Pentagon representative John Kirby said in an explanation that the Department of Defense is additionally working with the State Department to relocate the families to the US.
The matter of condolence payments came up in a meeting Thursday between Dr. Colin Kahl, under secretary of defense for policy, and Dr. Steven Kwon, founder and president of the charity group Nutrition & Education International, employer of aid worker Zemerai Ahmadi, who was among those killed in the drone strike.
“Dr. Kahl repeated Secretary of Defense Lloyd Austin’s obligation to the families, including offering ex gratia sympathy installments,” Kirby said.
He didn’t say how much cash would be advertised.
On Aug. 29, one day before the last turbulent US clearing departures from Kabul, a Hellfire missile struck a van driven by Ahmadi after it had maneuvered into the family’s compound, killing the guide laborer and nine others.
The Pentagon at first said the strike was a fruitful, “righteous” mission that had killed psychological oppressors from ISIS-K, the neighborhood Afghani subsidiary of the terror group, forestalling one more self destruction besieging at the air terminal, for example, the impact that killed 169 Afghan civilians and 13 US service members days sooner on Aug. 26.
Almost three weeks after the fact, Marine Corps Gen. Kenneth McKenzie Jr., commandant of US Central Command, conceded the “shocking error,” giving his sympathies to the groups of those killed in the errant strike.
The Pentagon portrayed Ahmadi’s inadvertent killing as a result of the frenzied evacuation effort after the Taliban cleared into Kabul before President Biden’s Aug. 31 cutoff time to pull US forces from the country.
Ahmadi had spent 14 years as a technical engineer in Afghanistan for the Pasadena, Calif.-based charity group, which feeds hungry Afghans.
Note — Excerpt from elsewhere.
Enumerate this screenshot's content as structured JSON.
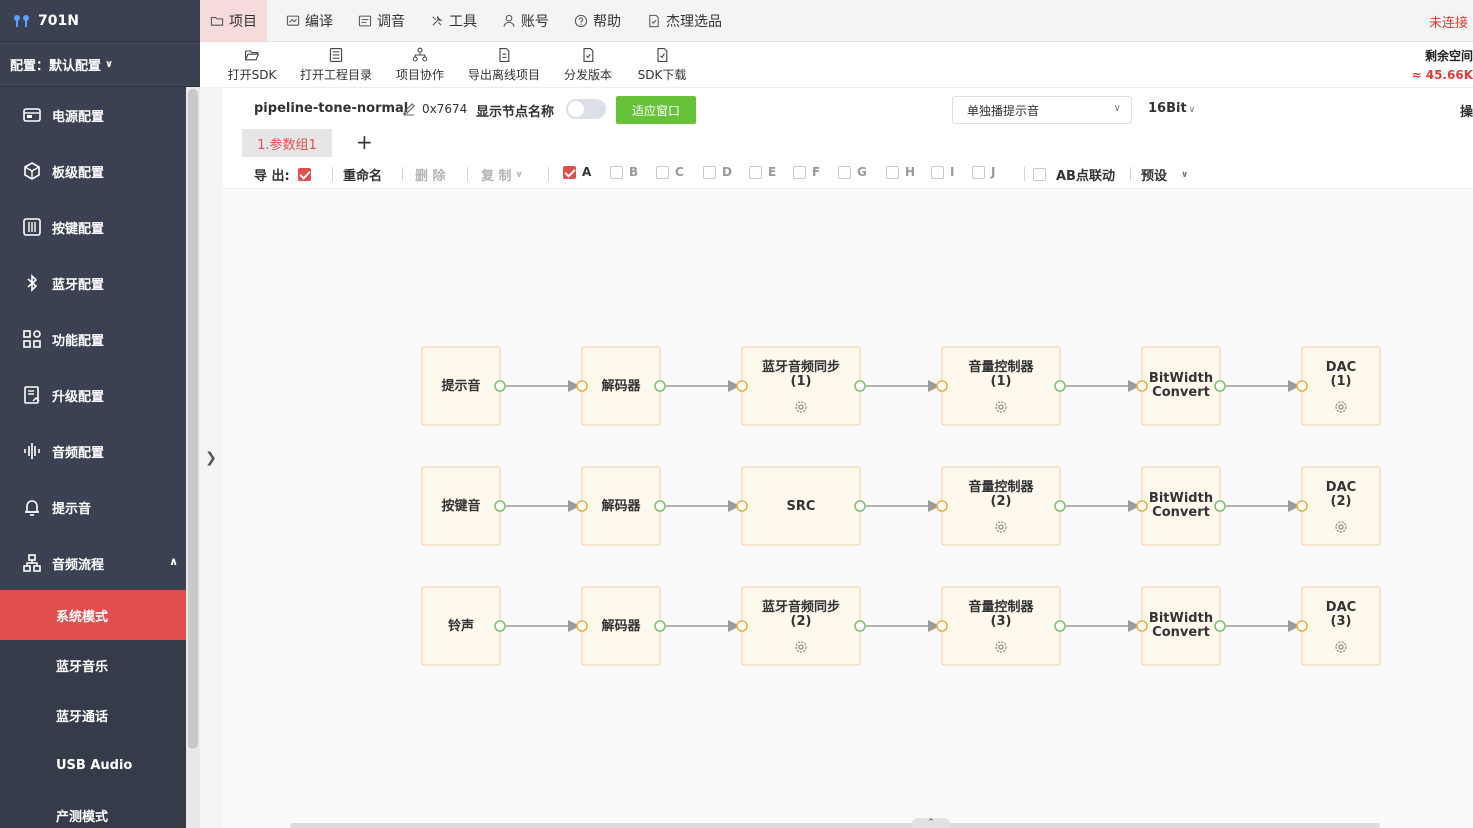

In Thursday’s meeting, Kwon said Ahmadi had worked “giving consideration and lifesaving help to people confronting high death rates in Afghanistan,” as per Kirby.
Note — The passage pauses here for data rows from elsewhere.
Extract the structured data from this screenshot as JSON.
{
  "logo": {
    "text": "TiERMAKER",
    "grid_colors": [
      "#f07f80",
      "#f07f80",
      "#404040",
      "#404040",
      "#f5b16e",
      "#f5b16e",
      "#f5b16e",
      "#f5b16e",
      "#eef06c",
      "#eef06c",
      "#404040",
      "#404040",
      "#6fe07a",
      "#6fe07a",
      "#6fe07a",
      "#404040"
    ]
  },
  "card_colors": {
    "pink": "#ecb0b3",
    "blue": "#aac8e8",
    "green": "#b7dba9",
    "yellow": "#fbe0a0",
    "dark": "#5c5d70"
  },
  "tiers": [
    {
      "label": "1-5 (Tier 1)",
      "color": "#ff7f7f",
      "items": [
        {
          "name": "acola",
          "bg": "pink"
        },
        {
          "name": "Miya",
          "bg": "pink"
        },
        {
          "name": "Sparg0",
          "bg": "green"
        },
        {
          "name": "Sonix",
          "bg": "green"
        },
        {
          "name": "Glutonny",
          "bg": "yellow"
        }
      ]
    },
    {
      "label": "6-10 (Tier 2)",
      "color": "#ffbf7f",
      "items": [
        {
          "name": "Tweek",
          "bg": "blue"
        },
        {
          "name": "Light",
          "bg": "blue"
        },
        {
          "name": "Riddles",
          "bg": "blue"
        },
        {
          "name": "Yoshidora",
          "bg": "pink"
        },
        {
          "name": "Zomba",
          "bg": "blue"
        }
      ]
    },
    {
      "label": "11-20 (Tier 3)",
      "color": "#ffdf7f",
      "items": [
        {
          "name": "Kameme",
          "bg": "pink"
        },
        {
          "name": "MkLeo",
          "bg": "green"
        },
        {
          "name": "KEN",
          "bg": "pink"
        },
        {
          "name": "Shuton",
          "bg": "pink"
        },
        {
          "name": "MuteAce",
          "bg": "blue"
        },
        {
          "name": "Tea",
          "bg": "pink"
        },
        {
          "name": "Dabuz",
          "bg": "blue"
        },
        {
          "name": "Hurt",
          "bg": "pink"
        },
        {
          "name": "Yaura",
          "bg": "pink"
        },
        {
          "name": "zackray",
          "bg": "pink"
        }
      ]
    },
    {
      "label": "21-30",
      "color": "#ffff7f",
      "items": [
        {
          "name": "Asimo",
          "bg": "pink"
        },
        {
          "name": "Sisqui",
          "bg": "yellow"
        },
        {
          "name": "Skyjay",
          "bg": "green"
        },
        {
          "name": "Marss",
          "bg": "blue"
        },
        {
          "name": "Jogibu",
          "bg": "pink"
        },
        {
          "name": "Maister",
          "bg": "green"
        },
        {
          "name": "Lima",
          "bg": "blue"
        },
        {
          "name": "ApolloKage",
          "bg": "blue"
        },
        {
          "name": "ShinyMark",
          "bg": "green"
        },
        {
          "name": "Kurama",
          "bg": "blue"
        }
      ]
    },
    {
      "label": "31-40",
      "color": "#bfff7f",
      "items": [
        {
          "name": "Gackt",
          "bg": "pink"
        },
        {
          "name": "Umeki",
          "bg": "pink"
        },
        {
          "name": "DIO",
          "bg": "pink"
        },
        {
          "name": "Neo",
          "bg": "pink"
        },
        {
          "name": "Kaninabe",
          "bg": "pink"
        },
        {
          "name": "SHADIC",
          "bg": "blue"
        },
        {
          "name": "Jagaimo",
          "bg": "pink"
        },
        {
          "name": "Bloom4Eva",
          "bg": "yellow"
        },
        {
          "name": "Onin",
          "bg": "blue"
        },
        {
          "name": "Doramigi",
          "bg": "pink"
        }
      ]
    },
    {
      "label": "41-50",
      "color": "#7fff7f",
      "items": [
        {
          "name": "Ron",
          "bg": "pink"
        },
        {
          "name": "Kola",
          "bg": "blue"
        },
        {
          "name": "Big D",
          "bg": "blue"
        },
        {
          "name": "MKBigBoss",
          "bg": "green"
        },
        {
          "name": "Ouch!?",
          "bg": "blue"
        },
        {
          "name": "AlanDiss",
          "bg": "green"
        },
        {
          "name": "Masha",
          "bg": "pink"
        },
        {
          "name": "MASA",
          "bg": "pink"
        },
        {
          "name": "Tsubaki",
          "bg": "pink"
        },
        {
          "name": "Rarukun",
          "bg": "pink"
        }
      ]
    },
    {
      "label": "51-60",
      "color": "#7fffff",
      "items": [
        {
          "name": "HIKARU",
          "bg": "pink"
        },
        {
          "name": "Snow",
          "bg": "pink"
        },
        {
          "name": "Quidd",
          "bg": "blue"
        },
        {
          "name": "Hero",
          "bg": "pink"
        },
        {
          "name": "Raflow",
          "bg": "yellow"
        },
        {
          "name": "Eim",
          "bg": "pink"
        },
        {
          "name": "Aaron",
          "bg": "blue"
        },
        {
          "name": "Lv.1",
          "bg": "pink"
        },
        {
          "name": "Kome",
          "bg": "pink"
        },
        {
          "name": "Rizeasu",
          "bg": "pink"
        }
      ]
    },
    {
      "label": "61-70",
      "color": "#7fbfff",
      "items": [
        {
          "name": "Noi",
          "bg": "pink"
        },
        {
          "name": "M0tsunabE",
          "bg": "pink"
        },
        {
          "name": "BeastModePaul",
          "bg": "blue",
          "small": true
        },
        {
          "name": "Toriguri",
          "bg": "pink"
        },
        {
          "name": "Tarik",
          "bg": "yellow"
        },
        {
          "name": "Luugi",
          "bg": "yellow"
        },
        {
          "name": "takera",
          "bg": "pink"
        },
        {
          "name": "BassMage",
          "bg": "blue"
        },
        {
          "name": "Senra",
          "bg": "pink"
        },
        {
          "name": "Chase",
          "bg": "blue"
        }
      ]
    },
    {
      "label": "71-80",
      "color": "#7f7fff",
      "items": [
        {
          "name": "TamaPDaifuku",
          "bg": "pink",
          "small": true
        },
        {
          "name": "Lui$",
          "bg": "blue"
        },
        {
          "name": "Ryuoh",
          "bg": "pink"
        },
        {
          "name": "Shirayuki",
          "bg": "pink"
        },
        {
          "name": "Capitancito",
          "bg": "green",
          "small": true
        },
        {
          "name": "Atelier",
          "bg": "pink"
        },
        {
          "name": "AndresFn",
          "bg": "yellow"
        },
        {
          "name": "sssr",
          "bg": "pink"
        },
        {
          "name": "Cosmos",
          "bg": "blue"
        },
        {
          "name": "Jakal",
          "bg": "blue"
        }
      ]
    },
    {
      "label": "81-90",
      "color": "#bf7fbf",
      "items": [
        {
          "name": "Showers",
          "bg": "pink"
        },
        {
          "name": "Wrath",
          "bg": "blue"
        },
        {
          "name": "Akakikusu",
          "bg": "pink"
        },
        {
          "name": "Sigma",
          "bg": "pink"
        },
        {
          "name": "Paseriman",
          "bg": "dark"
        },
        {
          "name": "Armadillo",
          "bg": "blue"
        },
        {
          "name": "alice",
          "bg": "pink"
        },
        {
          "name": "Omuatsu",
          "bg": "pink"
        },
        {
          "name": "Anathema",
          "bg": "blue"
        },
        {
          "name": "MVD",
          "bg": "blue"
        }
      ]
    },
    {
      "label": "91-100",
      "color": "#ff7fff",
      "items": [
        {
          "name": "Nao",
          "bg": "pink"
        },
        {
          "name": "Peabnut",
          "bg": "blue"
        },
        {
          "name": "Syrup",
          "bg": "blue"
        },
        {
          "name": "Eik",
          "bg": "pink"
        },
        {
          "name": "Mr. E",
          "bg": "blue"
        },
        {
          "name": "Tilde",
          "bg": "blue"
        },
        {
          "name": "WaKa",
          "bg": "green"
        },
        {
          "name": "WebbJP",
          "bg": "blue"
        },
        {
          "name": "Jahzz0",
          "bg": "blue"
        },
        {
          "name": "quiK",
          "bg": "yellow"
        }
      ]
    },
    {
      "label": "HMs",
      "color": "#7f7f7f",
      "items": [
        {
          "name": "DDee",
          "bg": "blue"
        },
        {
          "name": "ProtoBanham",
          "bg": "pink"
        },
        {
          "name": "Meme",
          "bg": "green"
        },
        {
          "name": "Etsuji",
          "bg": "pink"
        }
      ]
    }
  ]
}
Lamenting family members have campaigned the US government for remuneration and help to leave the country.
“Regardless of whether in America or another country, we need harmony and solace for our leftover years,” Samim Ahmadi — the 24-year-old stepson of Zemerai—told the media last month.